But if we're applying a character test, well, as I've noted before, we should probably rename Yale. Back in the WSJ, Kimball continues:
Calhoun owned slaves. But so did Timothy Dwight, Calhoun's mentor at Yale, who has a college named in his honor. So did Benjamin Silliman, who also gives his name to a residential college, and whose mother was the largest slave owner in Fairfield County, Conn. So did Ezra Stiles, John Davenport and even Jonathan Edwards, all of whom have colleges named in their honor at Yale.
Writing in these pages last summer, I suggested that Yale table the question of John Calhoun and tackle some figures even more obnoxious to contemporary sensitivities. One example was Elihu Yale, the American-born British merchant who, as an administrator in India, was an active participant in the slave trade.
President Salovey's letter announcing that Calhoun College would be renamed argues that "unlike . . . Elihu Yale, who made a gift that supported the founding of our university . . . Calhoun has no similarly strong association with our campus." What can that mean? Calhoun graduated valedictorian from Yale College in 1804. Is that not a "strong association"? (Grace Hopper held two advanced degrees from the university but had no association with the undergraduate Yale College.)
As far as I have been able to determine, Elihu Yale never set foot in New Haven. His benefaction of some books and goods worth £800 helped found Yale College, not Yale University. And whereas the 11th edition of the Encyclopaedia Britannica praises Calhoun for his "just and kind" treatment of slaves and the "stainless integrity" of his character, Elihu Yale had slaves flogged, hanged a stable boy for stealing a horse, and was eventually removed from his post in India for corruption. Is all that not "fundamentally at odds" with the mission of Peter Salovey's Yale?
Um...yes, but there's a huge problem.
People who've gone to Yale -- a name that carries a lot of prestige -- would like that prestige to be maintained.
Suddenly calling Yale "Acme University" or "Harriet Tubman University" or whatever kills a lot of the value of the diplomas of people who've attended there.

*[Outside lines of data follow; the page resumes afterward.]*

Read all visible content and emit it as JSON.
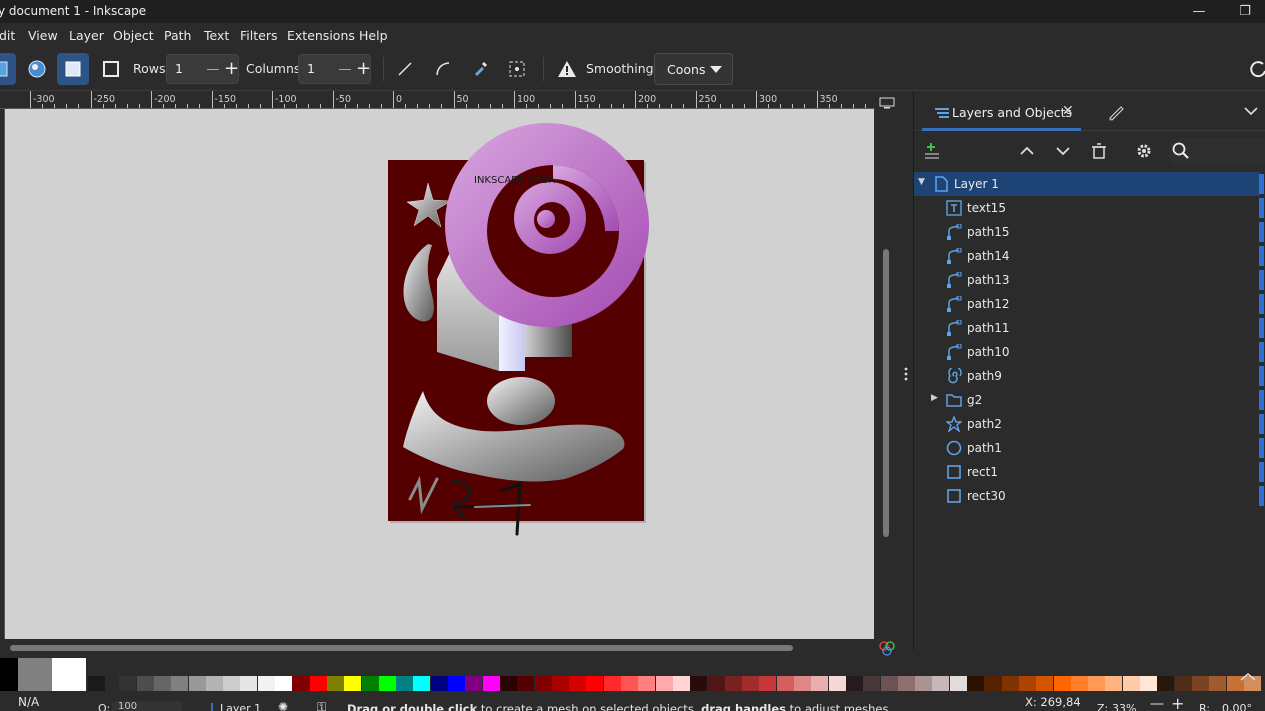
{
  "window": {
    "title": "y document 1 - Inkscape",
    "minimize": "—",
    "maximize": "❐"
  },
  "menu": [
    "dit",
    "View",
    "Layer",
    "Object",
    "Path",
    "Text",
    "Filters",
    "Extensions",
    "Help"
  ],
  "toolbar": {
    "rows_label": "Rows:",
    "rows_value": "1",
    "columns_label": "Columns:",
    "columns_value": "1",
    "smoothing_label": "Smoothing:",
    "smoothing_value": "Coons"
  },
  "ruler": {
    "ticks": [
      "-300",
      "-250",
      "-200",
      "-150",
      "-100",
      "-50",
      "0",
      "50",
      "100",
      "150",
      "200",
      "250",
      "300",
      "350"
    ]
  },
  "canvas": {
    "page_text": "INKSCAPE COBA",
    "page_color": "#550000"
  },
  "dock": {
    "tab_layers": "Layers and Objects",
    "tree": [
      {
        "label": "Layer 1",
        "icon": "layer-icon",
        "selected": true,
        "expanded": true
      },
      {
        "label": "text15",
        "icon": "text-icon"
      },
      {
        "label": "path15",
        "icon": "path-icon"
      },
      {
        "label": "path14",
        "icon": "path-icon"
      },
      {
        "label": "path13",
        "icon": "path-icon"
      },
      {
        "label": "path12",
        "icon": "path-icon"
      },
      {
        "label": "path11",
        "icon": "path-icon"
      },
      {
        "label": "path10",
        "icon": "path-icon"
      },
      {
        "label": "path9",
        "icon": "spiral-icon"
      },
      {
        "label": "g2",
        "icon": "group-icon",
        "collapsed": true
      },
      {
        "label": "path2",
        "icon": "star-icon"
      },
      {
        "label": "path1",
        "icon": "circle-icon"
      },
      {
        "label": "rect1",
        "icon": "rect-icon"
      },
      {
        "label": "rect30",
        "icon": "rect-icon"
      }
    ]
  },
  "palette": {
    "colors": [
      "#000000",
      "#808080",
      "#ffffff",
      "#1a1a1a",
      "#333333",
      "#4d4d4d",
      "#666666",
      "#808080",
      "#999999",
      "#b3b3b3",
      "#cccccc",
      "#e6e6e6",
      "#f2f2f2",
      "#ffffff",
      "#800000",
      "#ff0000",
      "#808000",
      "#ffff00",
      "#008000",
      "#00ff00",
      "#008080",
      "#00ffff",
      "#000080",
      "#0000ff",
      "#800080",
      "#ff00ff",
      "#2b0000",
      "#550000",
      "#800000",
      "#aa0000",
      "#d40000",
      "#ff0000",
      "#ff2a2a",
      "#ff5555",
      "#ff8080",
      "#ffaaaa",
      "#ffd5d5",
      "#280b0b",
      "#501616",
      "#782121",
      "#a02c2c",
      "#c83737",
      "#d35f5f",
      "#de8787",
      "#e9afaf",
      "#f4d7d7",
      "#241c1c",
      "#483737",
      "#6c5353",
      "#916f6f",
      "#ac9393",
      "#c8b7b7",
      "#e3dbdb",
      "#2b1100",
      "#552200",
      "#803300",
      "#aa4400",
      "#d45500",
      "#ff6600",
      "#ff7f2a",
      "#ff9955",
      "#ffb380",
      "#ffccaa",
      "#ffe6d5",
      "#28170b",
      "#502d16",
      "#784421",
      "#a05a2c",
      "#c87137",
      "#d38d5f"
    ]
  },
  "status": {
    "fill_label": "N/A",
    "opacity_label": "O:",
    "opacity_value": "100",
    "layer": "Layer 1",
    "message_bold": "Drag or double click",
    "message": " to create a mesh on selected objects, ",
    "message_bold2": "drag handles",
    "message_end": " to adjust meshes.",
    "cursor_x": "X: 269,84",
    "zoom_label": "Z:",
    "zoom_value": "33%",
    "rotate_label": "R:",
    "rotate_value": "0,00°"
  }
}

But -- phew -- simply renaming Calhoun college throws activists a bone while not throwing possibility of alumni donations down the crapper.